[Activity] Gather all lines from the material that contain "Print".

[The data]

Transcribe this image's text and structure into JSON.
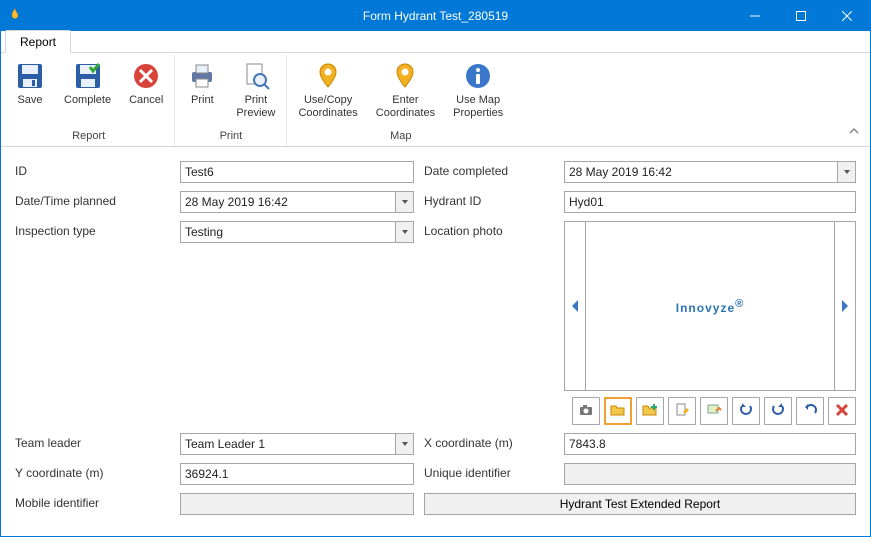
{
  "window": {
    "title": "Form Hydrant Test_280519"
  },
  "tabs": {
    "report": "Report"
  },
  "ribbon": {
    "save": "Save",
    "complete": "Complete",
    "cancel": "Cancel",
    "print": "Print",
    "print_preview": "Print\nPreview",
    "use_copy_coordinates": "Use/Copy\nCoordinates",
    "enter_coordinates": "Enter\nCoordinates",
    "use_map_properties": "Use Map\nProperties",
    "group_report": "Report",
    "group_print": "Print",
    "group_map": "Map"
  },
  "labels": {
    "id": "ID",
    "date_completed": "Date completed",
    "date_time_planned": "Date/Time planned",
    "hydrant_id": "Hydrant ID",
    "inspection_type": "Inspection type",
    "location_photo": "Location photo",
    "team_leader": "Team leader",
    "x_coord": "X coordinate (m)",
    "y_coord": "Y coordinate (m)",
    "unique_identifier": "Unique identifier",
    "mobile_identifier": "Mobile identifier"
  },
  "values": {
    "id": "Test6",
    "date_completed": "28 May 2019 16:42",
    "date_time_planned": "28 May 2019 16:42",
    "hydrant_id": "Hyd01",
    "inspection_type": "Testing",
    "team_leader": "Team Leader 1",
    "x_coord": "7843.8",
    "y_coord": "36924.1",
    "unique_identifier": "",
    "mobile_identifier": ""
  },
  "photo": {
    "brand": "Innovyze",
    "reg": "®"
  },
  "buttons": {
    "extended_report": "Hydrant Test Extended Report"
  }
}
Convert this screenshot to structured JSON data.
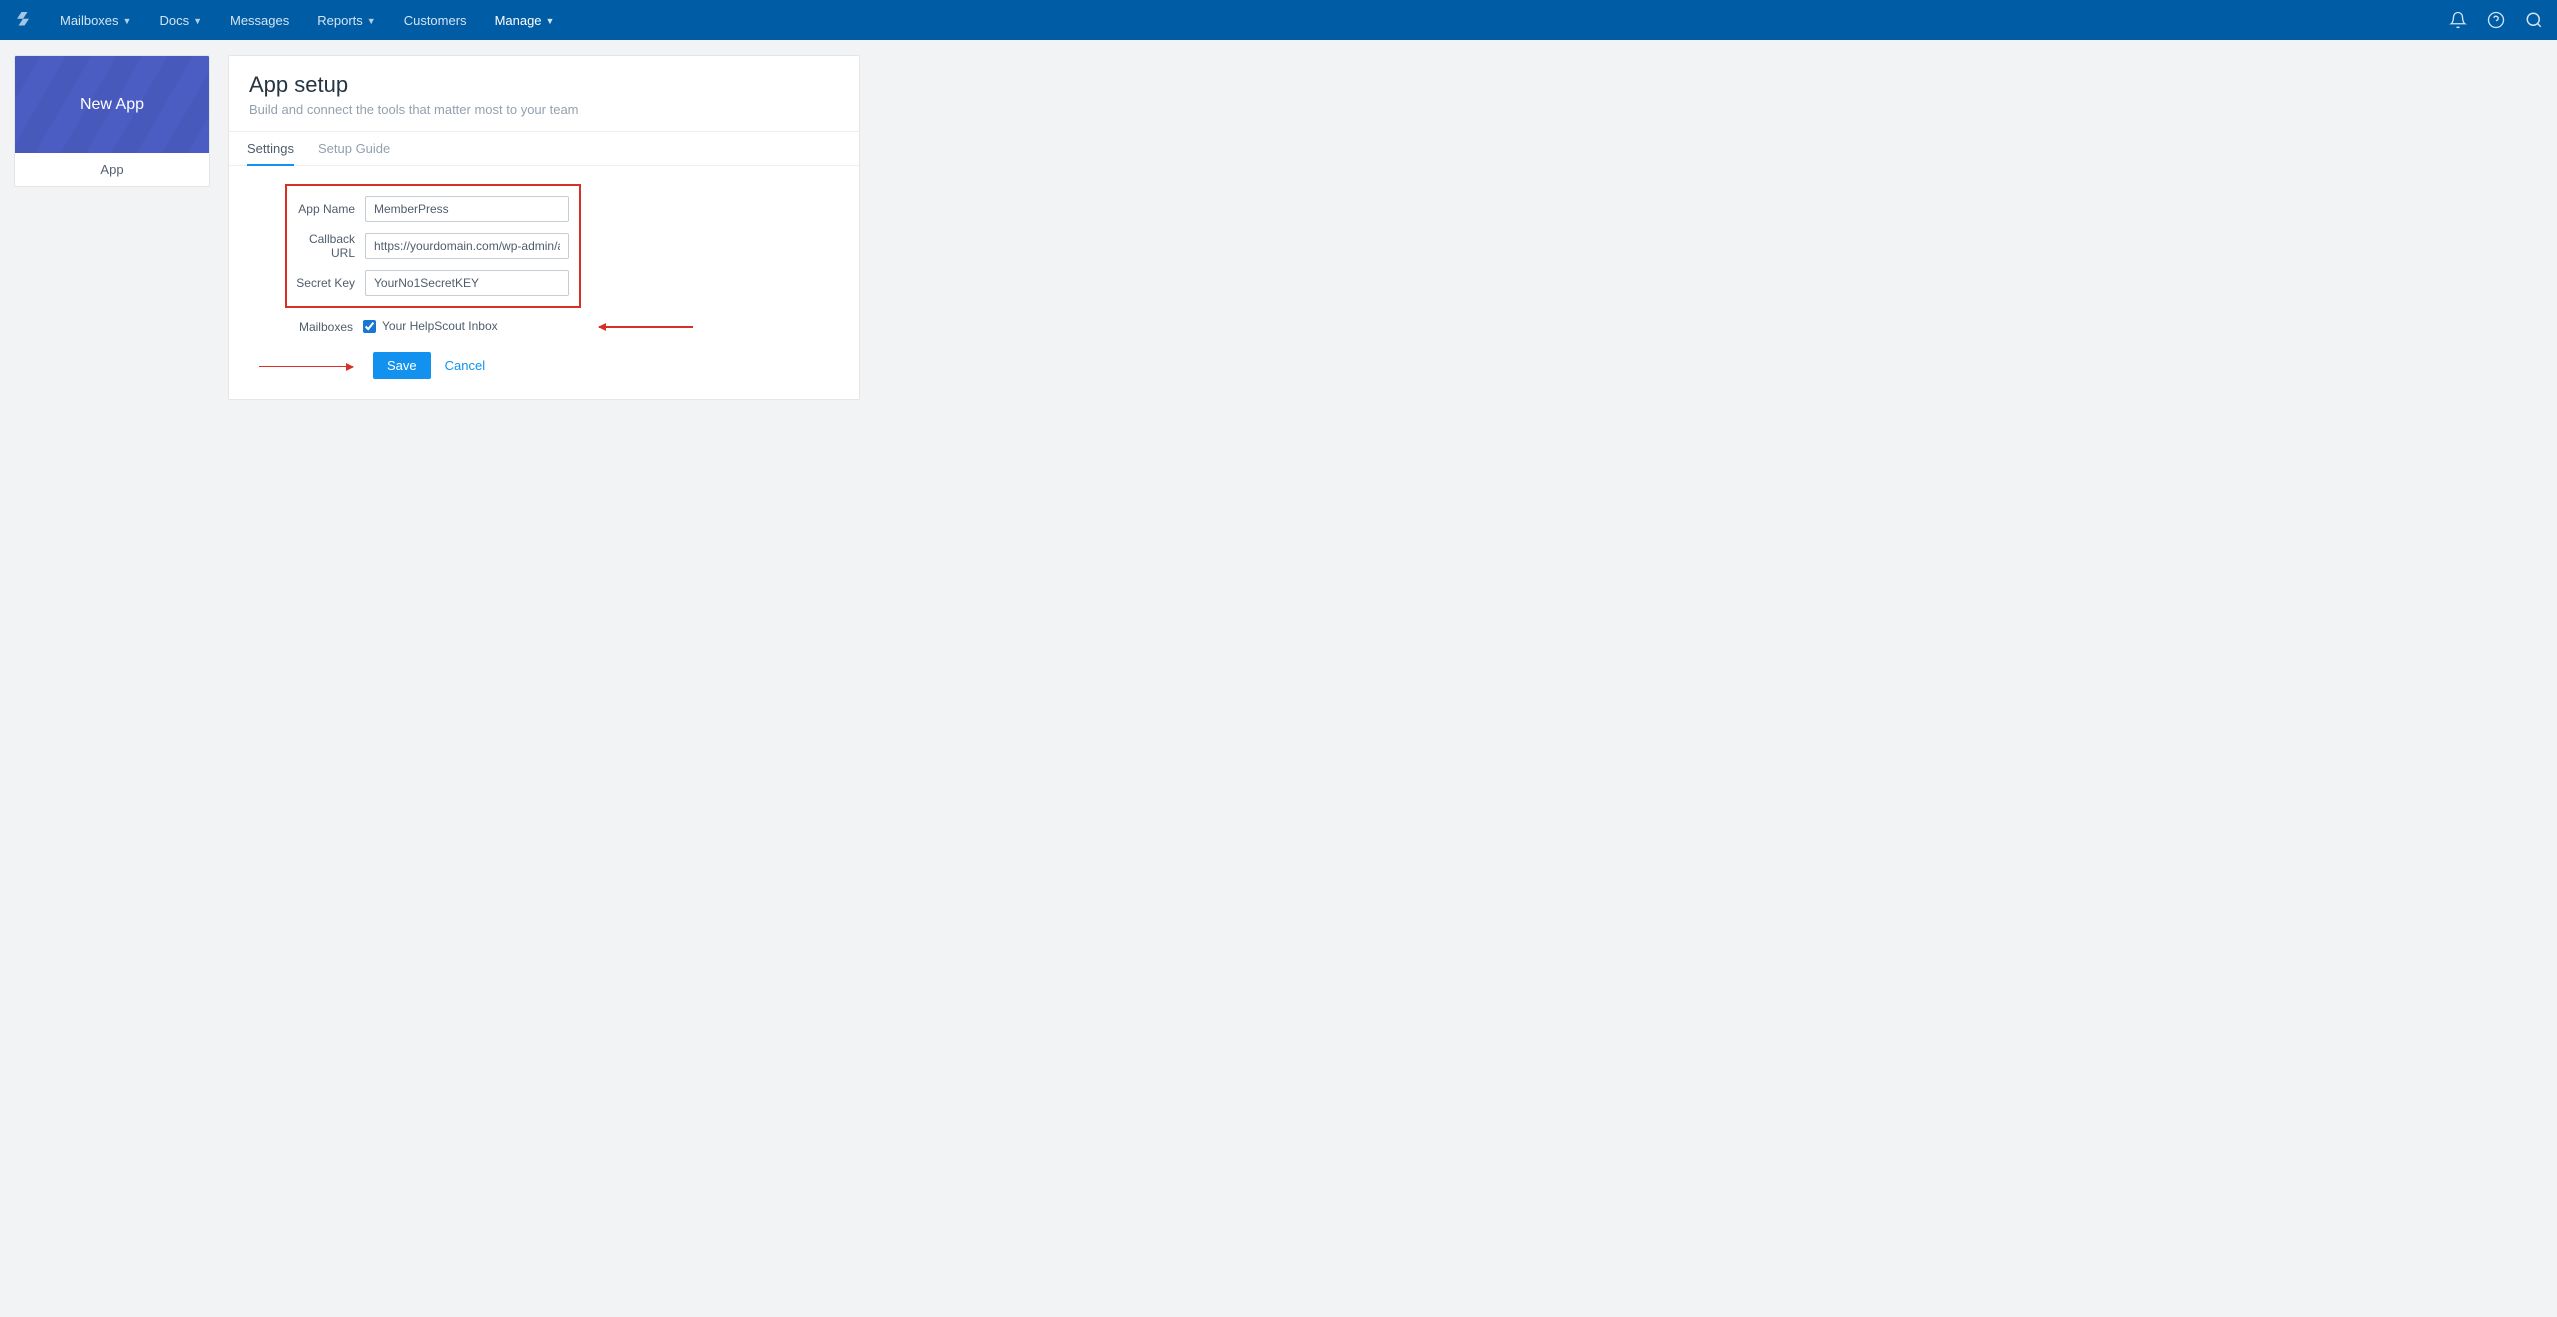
{
  "nav": {
    "items": [
      {
        "label": "Mailboxes",
        "dropdown": true,
        "active": false
      },
      {
        "label": "Docs",
        "dropdown": true,
        "active": false
      },
      {
        "label": "Messages",
        "dropdown": false,
        "active": false
      },
      {
        "label": "Reports",
        "dropdown": true,
        "active": false
      },
      {
        "label": "Customers",
        "dropdown": false,
        "active": false
      },
      {
        "label": "Manage",
        "dropdown": true,
        "active": true
      }
    ]
  },
  "sidebar": {
    "title": "New App",
    "link": "App"
  },
  "panel": {
    "title": "App setup",
    "subtitle": "Build and connect the tools that matter most to your team"
  },
  "tabs": [
    {
      "label": "Settings",
      "active": true
    },
    {
      "label": "Setup Guide",
      "active": false
    }
  ],
  "form": {
    "app_name": {
      "label": "App Name",
      "value": "MemberPress"
    },
    "callback_url": {
      "label": "Callback URL",
      "value": "https://yourdomain.com/wp-admin/admin-a"
    },
    "secret_key": {
      "label": "Secret Key",
      "value": "YourNo1SecretKEY"
    },
    "mailboxes": {
      "label": "Mailboxes",
      "option": "Your HelpScout Inbox",
      "checked": true
    }
  },
  "buttons": {
    "save": "Save",
    "cancel": "Cancel"
  }
}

[Final answer]
    "print": "Print",
    "print_preview": "Print\nPreview",
    "group_print": "Print",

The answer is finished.